Calling the pressure "blackmail," junta foreign minister Miguel D'Escoto said "they are trying to bargain with the blood of our people. It can only result in a prolongation of civil war and anarchy."
Although the junta did not issue a formal response to the U.S.-Latin proposal, it spoke last night over an internal radio network to Sandinista commanders throghout Nicaragua. Their rejection of the plan, D'Escoto said, was unanimous.
Junta leaders were called in by Costa Rican President Rodrigo Carazo and were telephoned by former Venezuelan president Carlos Andres Perez as part of the U.S. pressure, sources said. Both Latin leaders had been strong supporters of the Sandinistas before the junta's refusal to accept the U.S. proposal.
In the past week, the governments of Venezuela, Costa Rica, Colombia, the Dominican Republic and Panama have been visited by high State Department officials.
A little more than a week ago, the United States let it be known that Somza had decided to resign if U.S. diplomats guarantee preservation of the Guard. The United States feared that racial elements within the Sandinistas would run rampant in a new government without what Somoza called "the National Guard as a counterforce." That fear apparently was expressed to the other Latin American governments, along with American assurances that Somoza's resignation was "in the U.S. pocket," under the proper conditions.
But while the United States wants more moderate members added to the junta, its current members say the somewhat delicate existing balance of two political moderates and three leftists was achieved only after strenuous negotiations.
"If we give in," D'Escoto said "the junta will have signed its own death warrent."
The junta fears that neither extensive changes in its composition nor concessions made to the National Guard will be accepted by Nicaraguans who have sacrified lives and livelihoods for the Sandinista revolution.
He said that Nicaraguan moderate opposite groups, members of which the United States has approached as possible additions to the junta, had shown no interest in preserving the National Guard and had given their support to the existing junta.
Following Somoza's acknowledgement last Friday that he has given his resignation to the United States, the Superior Council of Private Enterprise, Nicaragua's most prestigious business group, condemned both Somoza and the United States for "continuing to bomb Nicaraguan cities" while trying to work out what they consider a satisfactory government.
Despite his announced intention to resign, Somoza has given no indication he will call off the fighting until he leaves. As for the National Guard, high-level officers have said privately they have no intention of making a truce with their enemy and see little possibility of forming a new army with the Sandinistas.
Nicaragua's archbishop, Miguel Obando y Bravo today released a statement read in the country's Catholic churches calling on combatants to remember "that they will have to answer for their actions during the war."
Referring to continuing National Guard bombing attacks, the archbishop condemned "the indiscriminate destruction of entire cities . . . and their inhabitants" as a "crime against God and hunanity."
He also condmned "searches of churches, places of refuge and hospitals" as "criminal" -- an apparent reference to a Friday night National Guard attack against Managua's International Red Cross headquaters where hundreds have taken shelter.
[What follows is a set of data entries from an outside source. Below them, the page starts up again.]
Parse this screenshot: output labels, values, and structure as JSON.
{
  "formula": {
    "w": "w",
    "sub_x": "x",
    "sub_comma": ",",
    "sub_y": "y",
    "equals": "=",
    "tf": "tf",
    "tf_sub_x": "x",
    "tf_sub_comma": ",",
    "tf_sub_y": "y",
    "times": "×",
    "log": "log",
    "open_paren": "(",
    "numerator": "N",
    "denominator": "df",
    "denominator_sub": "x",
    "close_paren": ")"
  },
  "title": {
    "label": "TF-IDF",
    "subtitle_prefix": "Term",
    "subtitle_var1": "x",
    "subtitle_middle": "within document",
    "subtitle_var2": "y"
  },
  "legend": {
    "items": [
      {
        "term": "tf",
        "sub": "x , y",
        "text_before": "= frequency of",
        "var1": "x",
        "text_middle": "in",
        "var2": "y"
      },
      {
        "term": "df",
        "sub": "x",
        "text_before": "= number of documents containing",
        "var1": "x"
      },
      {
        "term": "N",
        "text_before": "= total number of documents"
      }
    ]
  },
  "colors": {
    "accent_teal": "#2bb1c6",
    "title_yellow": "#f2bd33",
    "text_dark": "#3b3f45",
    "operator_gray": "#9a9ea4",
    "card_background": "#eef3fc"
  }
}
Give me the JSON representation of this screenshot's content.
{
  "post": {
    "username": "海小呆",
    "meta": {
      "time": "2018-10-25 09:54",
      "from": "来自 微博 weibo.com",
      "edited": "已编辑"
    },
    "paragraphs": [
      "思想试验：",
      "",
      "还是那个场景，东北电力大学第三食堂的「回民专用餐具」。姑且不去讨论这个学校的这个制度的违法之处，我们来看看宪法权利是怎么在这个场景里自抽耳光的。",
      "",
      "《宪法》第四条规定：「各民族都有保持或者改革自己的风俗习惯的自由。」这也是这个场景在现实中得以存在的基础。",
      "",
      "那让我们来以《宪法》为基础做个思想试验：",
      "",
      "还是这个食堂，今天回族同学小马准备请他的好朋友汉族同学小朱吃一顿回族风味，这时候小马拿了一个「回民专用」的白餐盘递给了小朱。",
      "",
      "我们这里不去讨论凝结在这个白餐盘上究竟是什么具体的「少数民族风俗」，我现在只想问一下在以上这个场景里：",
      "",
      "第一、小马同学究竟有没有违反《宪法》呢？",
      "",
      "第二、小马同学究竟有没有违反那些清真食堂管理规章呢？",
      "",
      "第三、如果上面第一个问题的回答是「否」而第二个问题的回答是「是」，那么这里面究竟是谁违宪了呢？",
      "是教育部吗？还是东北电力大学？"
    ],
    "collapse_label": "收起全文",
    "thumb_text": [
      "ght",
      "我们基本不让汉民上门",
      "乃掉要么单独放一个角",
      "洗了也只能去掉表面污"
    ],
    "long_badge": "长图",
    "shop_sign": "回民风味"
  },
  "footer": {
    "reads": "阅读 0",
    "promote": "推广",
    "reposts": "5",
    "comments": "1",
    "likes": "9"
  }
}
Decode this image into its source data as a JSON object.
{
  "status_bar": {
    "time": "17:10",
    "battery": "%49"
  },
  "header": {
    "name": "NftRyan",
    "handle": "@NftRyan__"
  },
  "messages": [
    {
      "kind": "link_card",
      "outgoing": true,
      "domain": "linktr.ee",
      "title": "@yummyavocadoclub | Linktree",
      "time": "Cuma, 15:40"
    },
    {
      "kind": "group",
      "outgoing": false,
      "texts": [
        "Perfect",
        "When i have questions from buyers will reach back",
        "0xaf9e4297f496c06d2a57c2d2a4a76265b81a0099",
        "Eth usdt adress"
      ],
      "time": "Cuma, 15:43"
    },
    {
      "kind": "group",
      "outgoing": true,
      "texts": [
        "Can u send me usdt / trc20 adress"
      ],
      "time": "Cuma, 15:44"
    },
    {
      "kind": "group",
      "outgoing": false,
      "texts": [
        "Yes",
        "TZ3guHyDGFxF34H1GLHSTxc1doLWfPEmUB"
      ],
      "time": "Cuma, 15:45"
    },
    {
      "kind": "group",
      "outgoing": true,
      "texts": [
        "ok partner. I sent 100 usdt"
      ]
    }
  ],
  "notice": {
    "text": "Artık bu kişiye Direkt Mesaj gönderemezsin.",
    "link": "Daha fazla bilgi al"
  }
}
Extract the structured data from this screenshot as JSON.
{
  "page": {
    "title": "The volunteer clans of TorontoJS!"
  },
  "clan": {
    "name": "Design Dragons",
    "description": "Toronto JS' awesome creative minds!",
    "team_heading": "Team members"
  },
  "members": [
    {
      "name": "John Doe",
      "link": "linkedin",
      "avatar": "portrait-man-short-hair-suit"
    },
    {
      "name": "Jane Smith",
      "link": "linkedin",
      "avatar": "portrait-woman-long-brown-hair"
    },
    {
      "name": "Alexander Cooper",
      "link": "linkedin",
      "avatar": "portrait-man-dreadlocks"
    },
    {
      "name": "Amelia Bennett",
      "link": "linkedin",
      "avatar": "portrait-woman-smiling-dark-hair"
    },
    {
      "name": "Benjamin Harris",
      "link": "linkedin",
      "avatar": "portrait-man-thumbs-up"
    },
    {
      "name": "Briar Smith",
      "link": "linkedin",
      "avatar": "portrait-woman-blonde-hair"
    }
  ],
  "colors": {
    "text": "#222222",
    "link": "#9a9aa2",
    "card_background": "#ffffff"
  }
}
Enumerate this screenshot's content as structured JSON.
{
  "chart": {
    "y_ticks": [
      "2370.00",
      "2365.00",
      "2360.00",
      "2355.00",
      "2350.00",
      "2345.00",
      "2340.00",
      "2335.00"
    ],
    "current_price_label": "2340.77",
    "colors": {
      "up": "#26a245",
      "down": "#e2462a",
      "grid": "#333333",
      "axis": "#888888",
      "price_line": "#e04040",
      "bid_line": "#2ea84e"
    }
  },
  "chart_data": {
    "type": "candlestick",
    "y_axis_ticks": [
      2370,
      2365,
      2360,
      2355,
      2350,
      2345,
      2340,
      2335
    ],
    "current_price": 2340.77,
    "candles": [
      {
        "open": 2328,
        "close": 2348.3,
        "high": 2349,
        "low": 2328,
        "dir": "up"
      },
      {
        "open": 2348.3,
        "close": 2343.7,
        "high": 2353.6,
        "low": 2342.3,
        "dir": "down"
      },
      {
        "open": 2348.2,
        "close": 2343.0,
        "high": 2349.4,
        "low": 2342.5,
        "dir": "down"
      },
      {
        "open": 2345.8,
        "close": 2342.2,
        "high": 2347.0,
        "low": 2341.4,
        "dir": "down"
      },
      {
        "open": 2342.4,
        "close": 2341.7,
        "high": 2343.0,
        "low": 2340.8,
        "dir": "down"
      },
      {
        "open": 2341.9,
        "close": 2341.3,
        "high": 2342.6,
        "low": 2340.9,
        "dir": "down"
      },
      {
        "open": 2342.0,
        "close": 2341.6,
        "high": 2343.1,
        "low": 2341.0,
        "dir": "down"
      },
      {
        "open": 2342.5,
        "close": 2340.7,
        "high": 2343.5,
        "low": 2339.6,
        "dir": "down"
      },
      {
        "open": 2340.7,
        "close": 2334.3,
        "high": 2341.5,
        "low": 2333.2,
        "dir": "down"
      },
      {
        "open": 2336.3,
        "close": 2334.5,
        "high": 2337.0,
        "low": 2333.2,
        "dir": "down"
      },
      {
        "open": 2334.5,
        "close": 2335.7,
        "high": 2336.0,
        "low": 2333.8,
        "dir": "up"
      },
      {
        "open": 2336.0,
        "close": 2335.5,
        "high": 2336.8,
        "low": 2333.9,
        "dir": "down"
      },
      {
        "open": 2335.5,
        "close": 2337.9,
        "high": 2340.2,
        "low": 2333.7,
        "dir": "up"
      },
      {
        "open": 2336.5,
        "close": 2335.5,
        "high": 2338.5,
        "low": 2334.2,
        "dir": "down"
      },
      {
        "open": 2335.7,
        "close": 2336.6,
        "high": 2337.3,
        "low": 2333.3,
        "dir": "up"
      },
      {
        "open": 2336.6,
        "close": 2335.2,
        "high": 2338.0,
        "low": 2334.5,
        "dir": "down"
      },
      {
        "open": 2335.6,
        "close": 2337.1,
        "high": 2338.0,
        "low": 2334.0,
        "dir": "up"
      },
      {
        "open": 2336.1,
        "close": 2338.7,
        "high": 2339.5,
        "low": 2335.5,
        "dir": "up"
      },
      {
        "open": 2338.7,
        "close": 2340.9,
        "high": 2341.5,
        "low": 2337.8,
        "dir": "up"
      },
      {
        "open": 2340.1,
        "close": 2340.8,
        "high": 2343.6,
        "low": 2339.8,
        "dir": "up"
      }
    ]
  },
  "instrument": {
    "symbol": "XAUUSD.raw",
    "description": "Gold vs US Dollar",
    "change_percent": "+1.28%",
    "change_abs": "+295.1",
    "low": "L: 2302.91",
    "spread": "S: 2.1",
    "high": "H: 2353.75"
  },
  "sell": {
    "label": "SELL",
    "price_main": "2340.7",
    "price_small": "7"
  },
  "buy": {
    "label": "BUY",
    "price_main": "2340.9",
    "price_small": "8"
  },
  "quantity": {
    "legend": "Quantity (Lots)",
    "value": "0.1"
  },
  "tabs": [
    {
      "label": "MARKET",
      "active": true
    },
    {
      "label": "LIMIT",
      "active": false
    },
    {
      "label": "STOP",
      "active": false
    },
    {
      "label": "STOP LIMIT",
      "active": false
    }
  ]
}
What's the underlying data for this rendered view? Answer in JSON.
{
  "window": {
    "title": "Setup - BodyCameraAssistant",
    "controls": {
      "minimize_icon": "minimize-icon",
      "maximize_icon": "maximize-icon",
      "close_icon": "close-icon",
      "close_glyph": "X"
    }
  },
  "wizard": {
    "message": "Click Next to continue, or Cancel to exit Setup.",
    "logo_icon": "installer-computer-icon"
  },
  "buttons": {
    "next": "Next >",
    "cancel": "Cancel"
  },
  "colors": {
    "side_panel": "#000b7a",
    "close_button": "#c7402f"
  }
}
Peppering the building with machine gun fire, the National Guard wounded three people and dragged away seven young men. CAPTION: Picture 1, Red Cross workers inspect the bodies of nine men who had been blindfolded and shot. AP; Picture 2, A Sandinista guerrilla rides atop a truck in the provincial capital of Esteli.